---------- Input records

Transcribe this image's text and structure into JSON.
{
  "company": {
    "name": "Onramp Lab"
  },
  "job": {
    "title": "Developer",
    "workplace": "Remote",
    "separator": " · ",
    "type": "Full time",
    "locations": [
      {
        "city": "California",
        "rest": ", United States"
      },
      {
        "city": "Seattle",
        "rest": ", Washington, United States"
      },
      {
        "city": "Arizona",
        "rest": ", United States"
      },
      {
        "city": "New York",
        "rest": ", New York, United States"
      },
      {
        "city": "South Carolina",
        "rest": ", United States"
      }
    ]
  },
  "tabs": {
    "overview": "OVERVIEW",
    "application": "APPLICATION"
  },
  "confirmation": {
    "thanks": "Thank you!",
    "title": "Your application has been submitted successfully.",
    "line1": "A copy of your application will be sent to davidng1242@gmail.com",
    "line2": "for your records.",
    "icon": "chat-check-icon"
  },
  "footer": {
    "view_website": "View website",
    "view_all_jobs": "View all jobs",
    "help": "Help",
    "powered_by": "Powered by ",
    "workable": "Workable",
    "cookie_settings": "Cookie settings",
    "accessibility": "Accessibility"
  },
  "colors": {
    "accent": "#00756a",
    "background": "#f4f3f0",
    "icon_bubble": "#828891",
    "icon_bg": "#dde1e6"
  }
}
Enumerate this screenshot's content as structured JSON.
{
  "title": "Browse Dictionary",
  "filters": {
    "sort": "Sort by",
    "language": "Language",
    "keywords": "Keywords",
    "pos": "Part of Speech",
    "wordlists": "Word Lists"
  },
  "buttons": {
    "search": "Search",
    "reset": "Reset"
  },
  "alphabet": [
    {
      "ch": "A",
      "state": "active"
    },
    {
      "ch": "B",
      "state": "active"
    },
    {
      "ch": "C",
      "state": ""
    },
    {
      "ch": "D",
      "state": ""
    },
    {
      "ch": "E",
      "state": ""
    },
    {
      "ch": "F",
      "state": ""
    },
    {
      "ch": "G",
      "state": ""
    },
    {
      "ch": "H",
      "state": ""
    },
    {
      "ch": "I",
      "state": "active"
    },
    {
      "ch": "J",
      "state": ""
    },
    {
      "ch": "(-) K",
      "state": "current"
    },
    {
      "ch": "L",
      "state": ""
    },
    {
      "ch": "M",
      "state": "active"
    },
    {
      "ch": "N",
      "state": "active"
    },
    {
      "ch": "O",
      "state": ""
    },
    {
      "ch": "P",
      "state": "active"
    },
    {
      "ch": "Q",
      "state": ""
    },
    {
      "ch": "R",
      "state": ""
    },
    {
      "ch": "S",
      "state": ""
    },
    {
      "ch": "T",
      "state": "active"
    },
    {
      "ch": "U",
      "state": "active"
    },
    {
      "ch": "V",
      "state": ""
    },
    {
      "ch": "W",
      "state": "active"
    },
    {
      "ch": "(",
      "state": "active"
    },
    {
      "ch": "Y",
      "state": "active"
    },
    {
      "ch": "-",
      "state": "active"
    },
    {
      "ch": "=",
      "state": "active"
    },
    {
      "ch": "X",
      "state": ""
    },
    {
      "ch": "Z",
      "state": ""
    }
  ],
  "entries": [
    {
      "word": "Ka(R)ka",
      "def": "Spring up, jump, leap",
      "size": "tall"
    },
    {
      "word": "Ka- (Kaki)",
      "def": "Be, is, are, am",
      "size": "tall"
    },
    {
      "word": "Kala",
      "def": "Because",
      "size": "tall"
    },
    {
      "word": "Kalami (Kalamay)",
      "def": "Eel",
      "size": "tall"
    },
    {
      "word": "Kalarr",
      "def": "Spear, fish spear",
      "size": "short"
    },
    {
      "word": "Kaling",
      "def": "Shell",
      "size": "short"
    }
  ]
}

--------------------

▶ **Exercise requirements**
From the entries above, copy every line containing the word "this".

▶ **Output**
Transcribe this image's text and structure into JSON.
Enumerate this screenshot's content as structured JSON.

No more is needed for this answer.